Depression depresses!

Sunday gave us another day with thick cloud and strong north easterly winds, gusting to 28mph, that restricted the temperatures for a third day.

An indication that the cloud was persistently thick with strong, cool winds giving wind chill was that the thermometer struggled to reach a maximum of only 7.9C at 11.49 when peak temperatures at this time of year are usually late afternoon. That peak was 6.1C below the average with wind chill making it feel more like 4C.

The cloud thinned a little overnight allowing the temperature to fall only 3C to a minimum 4.2C at 06.13 this morning, being 0.5C above average.

At 08.00 on this Monday morning the wind has been increasing again for the last few hours giving a wind chill that makes it feel like 1.2C with the thermometer now reading 4.5C.

As the depression over the continent slowly edged northeastwards the wind backed further, currently from the north, with the change occurring around midnight. The current rain radar indicates that we are likely to miss the heavy rainfall previously forecast for this area with the nearest rain some 20 miles to the east and slowly edging away.

Monday update at 18.30: temperature rose to a high of 10.6C, the warmest day for four days but still 4C below average. Thankfully the strong winds have been abating.

One word to describe the weather – miserable!

Saturday was even worse than Friday with the wind now in the Northeast it was cold, breezy and damp. The thermometer struggled to briefly reach a maximum of 8.3C having been just below for most of the day. This was the third coldest day in April and a significant 6C below the average.

No sunshine occurred due to the persistent thick cloud with the UV level very low.

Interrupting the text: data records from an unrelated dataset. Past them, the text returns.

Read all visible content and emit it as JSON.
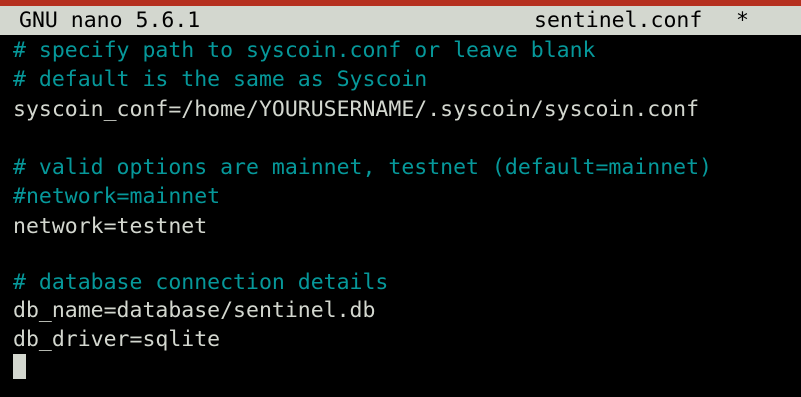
{
  "titlebar": {
    "app": "GNU nano 5.6.1",
    "filename": "sentinel.conf",
    "modified_marker": "*"
  },
  "lines": [
    "# specify path to syscoin.conf or leave blank",
    "# default is the same as Syscoin",
    "syscoin_conf=/home/YOURUSERNAME/.syscoin/syscoin.conf",
    "",
    "# valid options are mainnet, testnet (default=mainnet)",
    "#network=mainnet",
    "network=testnet",
    "",
    "# database connection details",
    "db_name=database/sentinel.db",
    "db_driver=sqlite"
  ],
  "colors": {
    "comment": "#06989a",
    "text": "#d3d7cf",
    "title_bar": "#d3d7cf",
    "background": "#000000",
    "window_accent": "#b5301f"
  }
}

Bands of drizzle occurred from time to time but with no significant amount, the total for the day was 0.4mm.

Overnight the thermometer slipped away to a minimum of 5.3C being 1.6C above the average.

Sunday has arrived and is again cloudy, cold and damp, exactly as was Saturday, due to the extensive cloud from the depression lurking over the content and due to move nearer with signifiant rainfall in the future. The northeasterly is causing a wind chill that both yesterday and today drops the temperature so that it feels at least 1C below the thermometer reading.

Sunday update at 10.00: temperature of only 6.2C but wind chill makes it feel more like 3C.

Sunday update at 15.25: maximum today of only 7.9C, very briefly, (average 14C) with wind chill making it feel more like 4C in strengthening northeasterly wind gusting to 25mph.

Wet, cold and windy – that was Friday & it does not get much better today

Friday started with the remnants of a rain band that was followed by a wet afternoon, which amounted to 5.1mm bringing the April total to 62.4mm being 4mm above the 34-year average.

With the wind backing again, now from the southeast into the northeast, it was not surprising to find that the temperatures were depressed with a maximum of only 9.7C. This was 4.3C below the April average also 4.5C down on Thursday’s maximum and the coldest day since 12th April.

A cloudy night followed with the wind continuing to back, now into the north, with a minimum of 6.3C, being 2.6C above the April average.

Saturday has started grey and dull with low cloud and light winds from the north, which will give us another very cool day.

Last year on 27th April my rhododendrons were in full bloom until a hard air frost, with a minimum of -3C, killed off the blooms. It indicates how far behind spring is this year.

Another sunny day on Thursday – but then the rain returns.

Thursday gave us a splendid day with 9.7 hours of strong sunshine although the string westerly winds, gusting to 25 mph, pegged back the temperature to a maximum of 14.2C, average for late April and up 0.5C on Thursday.

Overnight the next weather front, very wide this time, approached with thickening cloud such that the minimum of 6.0C, being 2C above the average, occurred at 01.25.

The first rain began to fall just before 5.00am this morning and measured 4.0mm by 08.00 that brought the total for April to 57.3mm, which is 1mm short of the 34-year average.

Friday has dawned with thick cloud and continuous light rain with the slow moving rain bands likely to affect us for most of the day.

There has been a significant change in wind direction over the last twelve hours as the wind slowly backed from the west into the southeast, starting justify after 7pm on Thursday.

N.B. On this day last year my rhododendrons were in full bloom before a -3C air frost wrecked them.

Typical April – sun but only one shower

Wednesday brought us typical April weather with sunshine, amounting to 6.74 hours, and variable cloud although only one shower occurred, which produced just 0.1mm of rainfall as the main shower bands passed to the north and south of this area.

It was the coolest day since 15th April with a maximum of only 13.7C, just below average. There was a strong gust of wind, reaching 28mph as the squall passed over.

Clearer skies overnight meant a cooler night with the thermometer falling to a minimum of 5.7C, down a degree on yesterday, although this had recovered to 8.9C at 08.00 this morning.

The cooler westerly wind continues this morning with strong sun after dawn that with a higher barometric pressure suggests less cloud during the day before the next weather front arrives this evening.